Building Sustainable Communities

The days of being able to easily attract corporations and jobs from far-away states or countries--by luring companies with unsustainable tax breaks or other gifts--are long gone.  The Authority has always prioritized indigenous job growth--building on the strengths of existing employers and the skills of working people. 

Twenty-five years ago, we fought to save good jobs.  We are doing the same today.  Why is a good job—and meaningful work-- important?

One good job often supports not only a family; it may also indirectly spur 2-3 other jobs.  One good job leads to skills development not only for that one worker, but also help pay for the education of that worker's children.  One good job provides for housing and health care and the modes of transportation back and forth to work for families.  One good job, in other words, creates hope and promise, strengthens community.

The SVA has spent a lot of time working to retain and revitalize our manufacturing jobs base, for many reasons.  For example, manufacturing drives R&D or productivity in our economy.  And manufacturing supply chains are a vital cog in the green jobs boom, from wind farms to efficient transportation.

There are also other important industries and businesses, such as railroads and heavy transportation, for instance, that support manufacturing businesses and workers. New technology and energy efficiency and retrofits make factories more efficient and improve workplaces and result in a cleaner environment for local communities.

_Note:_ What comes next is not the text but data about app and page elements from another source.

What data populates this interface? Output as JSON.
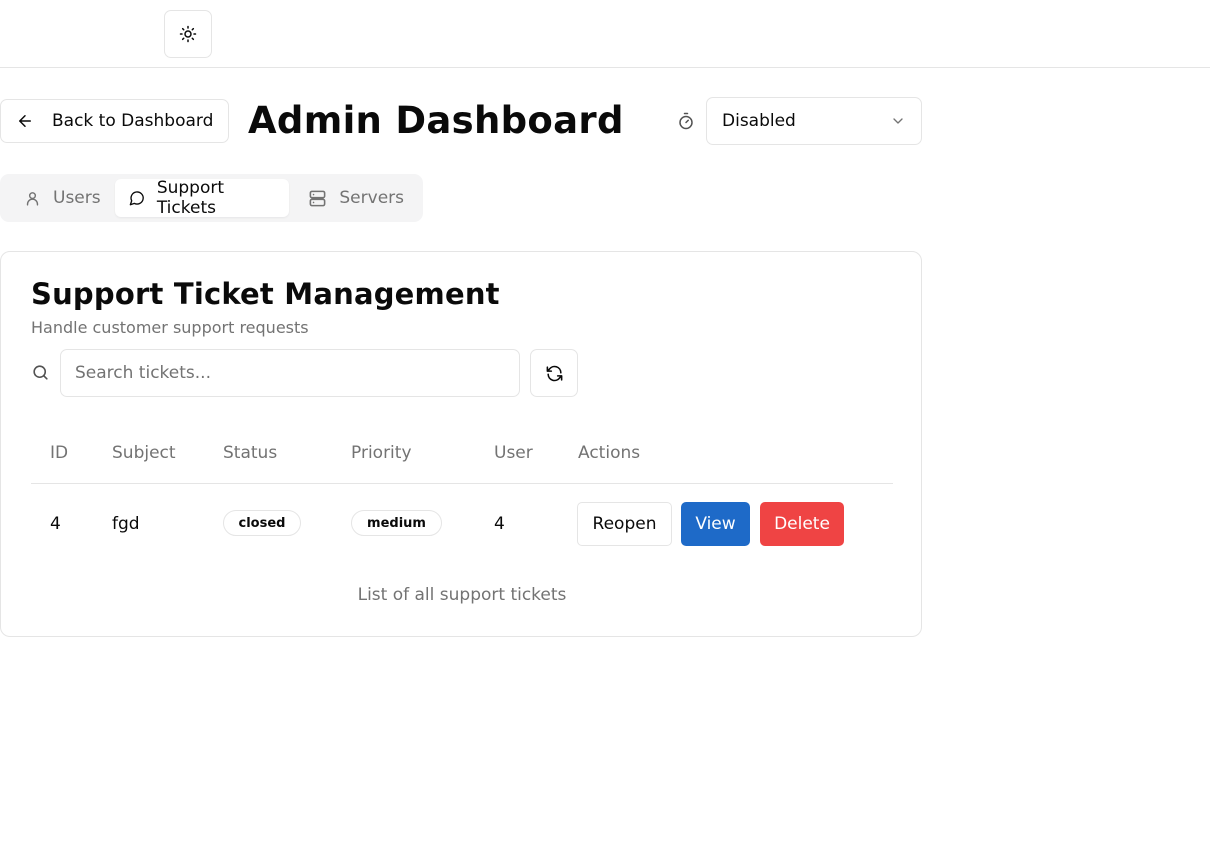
{
  "header": {
    "theme_toggle_icon": "sun-icon"
  },
  "nav": {
    "back_label": "Back to Dashboard",
    "page_title": "Admin Dashboard",
    "timer_select": {
      "icon": "timer-icon",
      "selected": "Disabled"
    }
  },
  "tabs": [
    {
      "label": "Users",
      "icon": "user-icon",
      "active": false
    },
    {
      "label": "Support Tickets",
      "icon": "message-circle-icon",
      "active": true
    },
    {
      "label": "Servers",
      "icon": "server-icon",
      "active": false
    }
  ],
  "card": {
    "title": "Support Ticket Management",
    "subtitle": "Handle customer support requests",
    "search": {
      "placeholder": "Search tickets...",
      "value": ""
    },
    "table": {
      "columns": [
        "ID",
        "Subject",
        "Status",
        "Priority",
        "User",
        "Actions"
      ],
      "rows": [
        {
          "id": "4",
          "subject": "fgd",
          "status": "closed",
          "priority": "medium",
          "user": "4",
          "actions": {
            "reopen": "Reopen",
            "view": "View",
            "delete": "Delete"
          }
        }
      ],
      "caption": "List of all support tickets"
    }
  },
  "colors": {
    "primary": "#1e6ac8",
    "danger": "#ef4444",
    "border": "#e5e5e5",
    "muted_text": "#737373"
  }
}
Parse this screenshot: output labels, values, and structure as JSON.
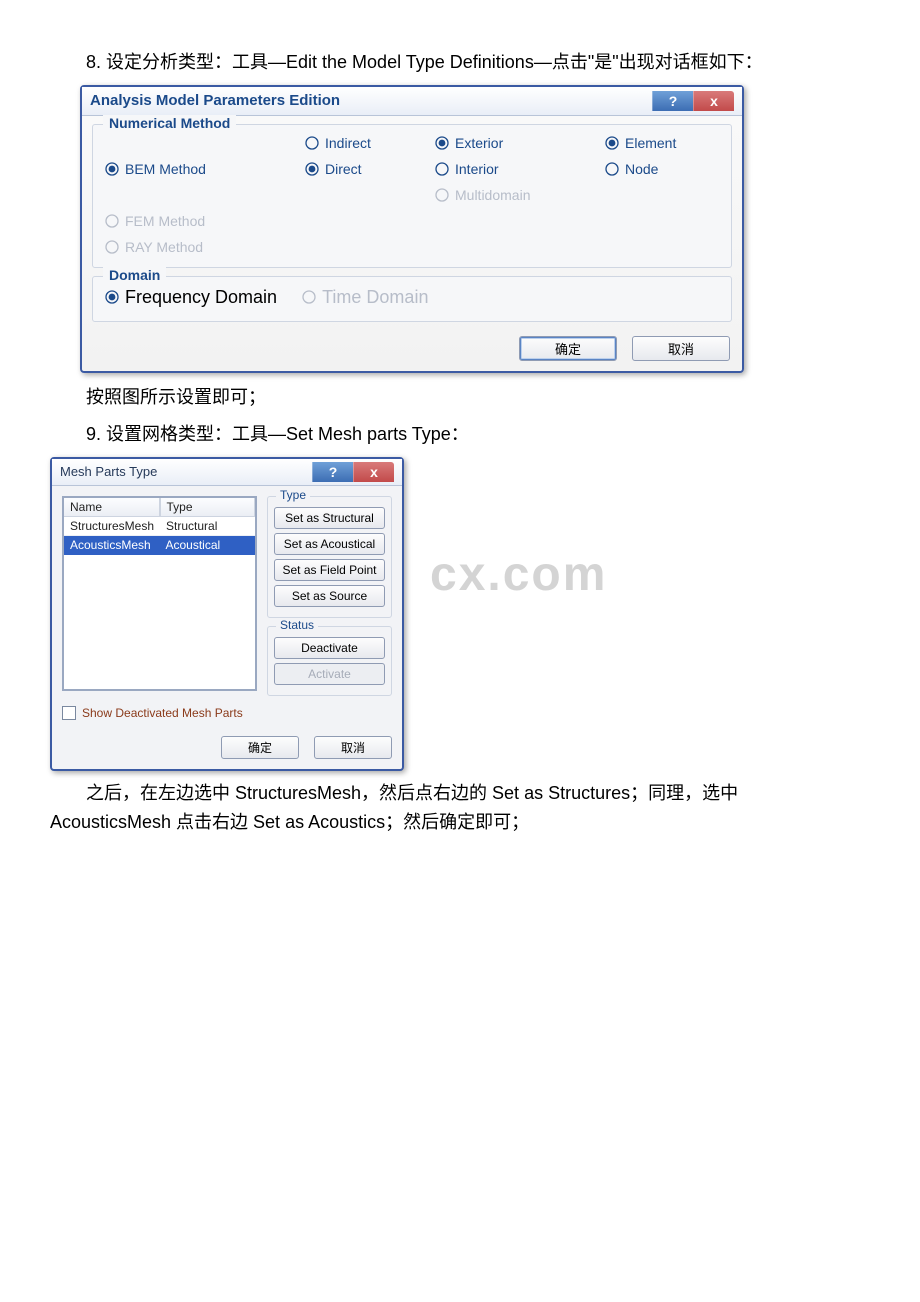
{
  "step8_text": "8. 设定分析类型：工具—Edit the Model Type Definitions—点击\"是\"出现对话框如下：",
  "between_text": "按照图所示设置即可；",
  "step9_text": "9. 设置网格类型：工具—Set Mesh parts Type：",
  "closing_text": "之后，在左边选中 StructuresMesh，然后点右边的 Set as Structures；同理，选中 AcousticsMesh 点击右边 Set as Acoustics；然后确定即可；",
  "watermark": "cx.com",
  "dialog1": {
    "title": "Analysis Model Parameters Edition",
    "group_method_legend": "Numerical Method",
    "group_domain_legend": "Domain",
    "options": {
      "bem": "BEM Method",
      "fem": "FEM Method",
      "ray": "RAY Method",
      "indirect": "Indirect",
      "direct": "Direct",
      "exterior": "Exterior",
      "interior": "Interior",
      "multidomain": "Multidomain",
      "element": "Element",
      "node": "Node",
      "freq": "Frequency Domain",
      "time": "Time Domain"
    },
    "buttons": {
      "ok": "确定",
      "cancel": "取消"
    },
    "help_glyph": "?",
    "close_glyph": "x"
  },
  "dialog2": {
    "title": "Mesh Parts Type",
    "help_glyph": "?",
    "close_glyph": "x",
    "headers": {
      "name": "Name",
      "type": "Type"
    },
    "rows": [
      {
        "name": "StructuresMesh",
        "type": "Structural"
      },
      {
        "name": "AcousticsMesh",
        "type": "Acoustical"
      }
    ],
    "type_group": {
      "legend": "Type",
      "set_structural": "Set as Structural",
      "set_acoustical": "Set as Acoustical",
      "set_fieldpoint": "Set as Field Point",
      "set_source": "Set as Source"
    },
    "status_group": {
      "legend": "Status",
      "deactivate": "Deactivate",
      "activate": "Activate"
    },
    "checkbox_label": "Show Deactivated Mesh Parts",
    "buttons": {
      "ok": "确定",
      "cancel": "取消"
    }
  }
}
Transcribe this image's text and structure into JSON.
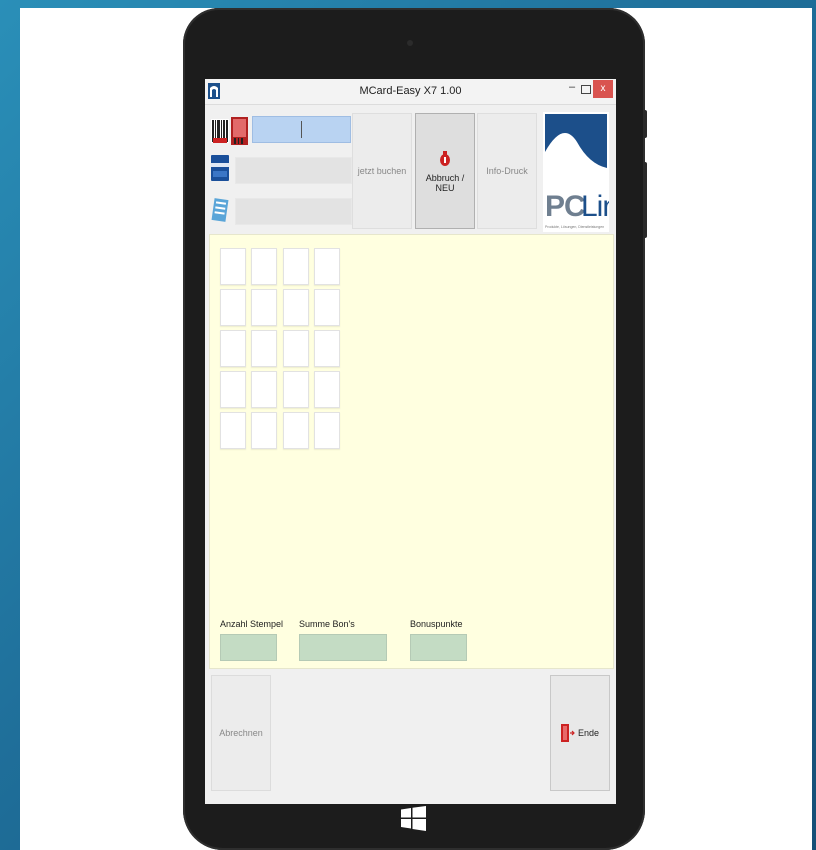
{
  "window": {
    "title": "MCard-Easy X7 1.00",
    "minimize_glyph": "–",
    "close_glyph": "x"
  },
  "toolbar": {
    "buchen_label": "jetzt buchen",
    "abbruch_label": "Abbruch / NEU",
    "infodruck_label": "Info-Druck"
  },
  "logo": {
    "text_pc": "PC",
    "text_lin": "Lin",
    "tagline": "Produkte, Lösungen, Dienstleistungen"
  },
  "stats": {
    "stempel_label": "Anzahl Stempel",
    "summe_label": "Summe Bon's",
    "bonus_label": "Bonuspunkte"
  },
  "footer": {
    "abrechnen_label": "Abrechnen",
    "ende_label": "Ende"
  },
  "colors": {
    "active_field": "#b9d3f2",
    "content_bg": "#ffffe0",
    "result_field": "#c4dcc4",
    "close_button": "#d9534f",
    "logo_blue": "#1c4f8a"
  }
}
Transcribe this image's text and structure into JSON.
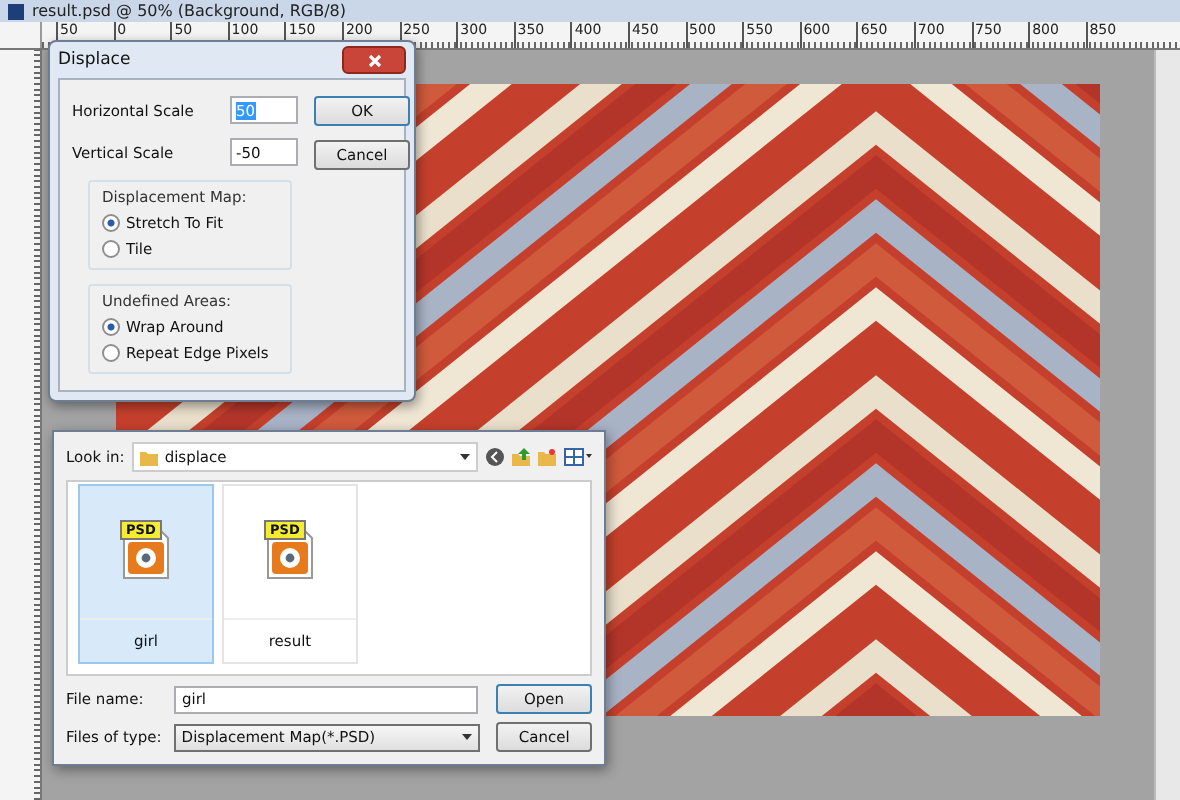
{
  "window": {
    "title": "result.psd @ 50% (Background, RGB/8)"
  },
  "ruler": {
    "labels": [
      "50",
      "0",
      "50",
      "100",
      "150",
      "200",
      "250",
      "300",
      "350",
      "400",
      "450",
      "500",
      "550",
      "600",
      "650",
      "700",
      "750",
      "800",
      "850"
    ]
  },
  "displace_dialog": {
    "title": "Displace",
    "fields": [
      {
        "label": "Horizontal Scale",
        "value": "50",
        "selected": true
      },
      {
        "label": "Vertical Scale",
        "value": "-50",
        "selected": false
      }
    ],
    "buttons": [
      "OK",
      "Cancel"
    ],
    "groups": [
      {
        "title": "Displacement Map:",
        "options": [
          {
            "label": "Stretch To Fit",
            "selected": true
          },
          {
            "label": "Tile",
            "selected": false
          }
        ]
      },
      {
        "title": "Undefined Areas:",
        "options": [
          {
            "label": "Wrap Around",
            "selected": true
          },
          {
            "label": "Repeat Edge Pixels",
            "selected": false
          }
        ]
      }
    ]
  },
  "file_dialog": {
    "look_in_label": "Look in:",
    "look_in": "displace",
    "files": [
      {
        "name": "girl",
        "badge": "PSD",
        "selected": true
      },
      {
        "name": "result",
        "badge": "PSD",
        "selected": false
      }
    ],
    "file_name_label": "File name:",
    "file_name": "girl",
    "file_type_label": "Files of type:",
    "file_type": "Displacement Map(*.PSD)",
    "buttons": [
      "Open",
      "Cancel"
    ]
  }
}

There are opportunities in the clean economy for both existing firms (who may want to produce new products for those markets) and start-up firms—whether managed by seasoned business professionals or innovative students who have a good idea. There’s thousands of older, inefficient homes and buildings in this region that would benefit tremendously from energy retrofits. These strategies create good jobs for people and improve the living and working conditions of our citizens (including many elderly residents).

We have given a lot of thought to alternative business ownership.  We have always supported small to medium-sized businesses.   We have helped managers and employees buy their companies through ESOPs (employee stock ownership buyouts).

Today, the Authority is currently assisting in an effort to build new worker-owned cooperatives in Pittsburgh and the region (the Pittsburgh Clean/Green Project).  The idea of creating jobs that also provide ownership equity to worker-owners is an idea that has come back around again.

These projects are not easy, and our efforts may fail at times.  But what is important is that we stop waiting for Godot and take matters into our own hands.  Thus, we welcome ideas from you and our community about how to rebuild our economy on a long-term basis.  How can we renew prosperity for all, not just a few?  How can we revitalize at-risk neighborhoods?  These are some of the starting points—we welcome your input to find the finish line--in building sustainable communities.